— Entries shown —
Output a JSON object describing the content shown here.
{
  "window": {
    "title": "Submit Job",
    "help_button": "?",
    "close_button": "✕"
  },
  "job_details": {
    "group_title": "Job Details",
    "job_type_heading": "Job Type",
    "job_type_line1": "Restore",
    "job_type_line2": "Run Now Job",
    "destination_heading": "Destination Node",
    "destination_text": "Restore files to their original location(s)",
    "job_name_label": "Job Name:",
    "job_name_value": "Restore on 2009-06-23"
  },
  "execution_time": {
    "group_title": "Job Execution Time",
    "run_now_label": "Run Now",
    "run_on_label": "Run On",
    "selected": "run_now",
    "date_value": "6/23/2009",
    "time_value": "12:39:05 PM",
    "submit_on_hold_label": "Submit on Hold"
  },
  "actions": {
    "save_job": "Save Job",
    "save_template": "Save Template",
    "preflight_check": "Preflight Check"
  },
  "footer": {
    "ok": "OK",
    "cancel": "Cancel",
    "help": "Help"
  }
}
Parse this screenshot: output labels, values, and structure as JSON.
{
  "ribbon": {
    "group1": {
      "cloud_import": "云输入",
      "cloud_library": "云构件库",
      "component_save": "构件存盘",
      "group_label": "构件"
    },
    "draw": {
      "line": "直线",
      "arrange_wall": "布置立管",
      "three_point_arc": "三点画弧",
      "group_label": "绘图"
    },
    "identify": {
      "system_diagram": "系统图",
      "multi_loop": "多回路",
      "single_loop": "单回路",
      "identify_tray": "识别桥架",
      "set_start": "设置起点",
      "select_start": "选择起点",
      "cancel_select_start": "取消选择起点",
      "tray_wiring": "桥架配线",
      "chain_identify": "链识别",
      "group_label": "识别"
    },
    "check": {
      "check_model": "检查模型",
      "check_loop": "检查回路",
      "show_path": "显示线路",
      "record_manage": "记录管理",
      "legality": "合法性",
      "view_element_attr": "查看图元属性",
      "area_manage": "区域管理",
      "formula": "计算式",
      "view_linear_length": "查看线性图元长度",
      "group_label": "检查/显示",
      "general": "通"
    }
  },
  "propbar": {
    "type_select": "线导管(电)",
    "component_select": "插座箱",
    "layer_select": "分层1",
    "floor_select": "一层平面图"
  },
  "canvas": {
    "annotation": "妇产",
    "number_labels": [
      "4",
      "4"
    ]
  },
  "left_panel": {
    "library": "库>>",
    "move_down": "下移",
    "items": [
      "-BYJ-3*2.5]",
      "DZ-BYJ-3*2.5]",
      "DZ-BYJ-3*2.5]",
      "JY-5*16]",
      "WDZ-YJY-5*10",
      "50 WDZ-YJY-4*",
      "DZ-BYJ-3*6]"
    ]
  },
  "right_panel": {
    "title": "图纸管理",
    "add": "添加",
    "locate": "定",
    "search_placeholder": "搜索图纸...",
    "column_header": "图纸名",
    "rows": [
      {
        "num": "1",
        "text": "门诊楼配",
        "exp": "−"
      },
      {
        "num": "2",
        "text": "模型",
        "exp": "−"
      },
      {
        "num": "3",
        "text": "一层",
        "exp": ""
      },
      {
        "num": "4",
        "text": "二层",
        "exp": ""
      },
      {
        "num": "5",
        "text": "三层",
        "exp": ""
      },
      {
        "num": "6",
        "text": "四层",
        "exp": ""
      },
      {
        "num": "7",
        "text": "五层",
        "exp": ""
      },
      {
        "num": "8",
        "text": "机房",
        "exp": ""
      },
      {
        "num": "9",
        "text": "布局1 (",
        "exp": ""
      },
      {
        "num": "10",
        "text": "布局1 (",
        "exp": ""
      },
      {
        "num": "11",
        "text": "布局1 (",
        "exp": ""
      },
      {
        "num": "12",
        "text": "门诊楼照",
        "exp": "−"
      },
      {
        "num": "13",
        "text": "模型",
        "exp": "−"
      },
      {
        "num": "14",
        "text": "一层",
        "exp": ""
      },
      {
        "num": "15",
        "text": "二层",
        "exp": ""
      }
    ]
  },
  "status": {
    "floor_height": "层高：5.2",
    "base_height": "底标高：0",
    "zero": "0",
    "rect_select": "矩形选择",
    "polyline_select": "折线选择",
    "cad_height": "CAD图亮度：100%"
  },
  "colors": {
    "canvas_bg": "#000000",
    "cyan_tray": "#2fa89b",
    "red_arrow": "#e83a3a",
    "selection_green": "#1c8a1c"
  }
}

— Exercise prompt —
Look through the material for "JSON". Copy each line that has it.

— Output below —
Output a JSON object describing the content shown here.
Parse this screenshot: output labels, values, and structure as JSON.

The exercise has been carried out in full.